■ Exercise ■
Here is a listing. Repeat it exactly and in its entirety.

■ Supplied data ■
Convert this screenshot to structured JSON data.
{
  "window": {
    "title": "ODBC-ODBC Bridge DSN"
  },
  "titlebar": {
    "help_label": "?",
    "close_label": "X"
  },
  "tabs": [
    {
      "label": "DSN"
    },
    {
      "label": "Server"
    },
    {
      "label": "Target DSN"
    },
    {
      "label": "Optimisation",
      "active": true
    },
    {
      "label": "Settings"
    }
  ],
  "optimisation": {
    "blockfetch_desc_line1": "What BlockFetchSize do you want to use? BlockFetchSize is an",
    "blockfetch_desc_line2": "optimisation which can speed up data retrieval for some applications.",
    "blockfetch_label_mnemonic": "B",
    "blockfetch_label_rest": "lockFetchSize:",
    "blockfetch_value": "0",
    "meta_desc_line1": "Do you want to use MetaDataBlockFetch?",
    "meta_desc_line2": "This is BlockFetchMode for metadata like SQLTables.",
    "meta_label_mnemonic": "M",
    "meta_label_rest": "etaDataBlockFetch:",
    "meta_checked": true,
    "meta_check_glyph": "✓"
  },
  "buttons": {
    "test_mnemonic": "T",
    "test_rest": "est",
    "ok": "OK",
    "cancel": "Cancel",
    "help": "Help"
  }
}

■ Written answer ■
Convert this screenshot to structured JSON data.
{
  "window": {
    "title": "ODBC-ODBC Bridge DSN"
  },
  "titlebar": {
    "help_label": "?",
    "close_label": "X"
  },
  "tabs": [
    {
      "label": "DSN"
    },
    {
      "label": "Server"
    },
    {
      "label": "Target DSN"
    },
    {
      "label": "Optimisation",
      "active": true
    },
    {
      "label": "Settings"
    }
  ],
  "optimisation": {
    "blockfetch_desc_line1": "What BlockFetchSize do you want to use? BlockFetchSize is an",
    "blockfetch_desc_line2": "optimisation which can speed up data retrieval for some applications.",
    "blockfetch_label_mnemonic": "B",
    "blockfetch_label_rest": "lockFetchSize:",
    "blockfetch_value": "0",
    "meta_desc_line1": "Do you want to use MetaDataBlockFetch?",
    "meta_desc_line2": "This is BlockFetchMode for metadata like SQLTables.",
    "meta_label_mnemonic": "M",
    "meta_label_rest": "etaDataBlockFetch:",
    "meta_checked": true,
    "meta_check_glyph": "✓"
  },
  "buttons": {
    "test_mnemonic": "T",
    "test_rest": "est",
    "ok": "OK",
    "cancel": "Cancel",
    "help": "Help"
  }
}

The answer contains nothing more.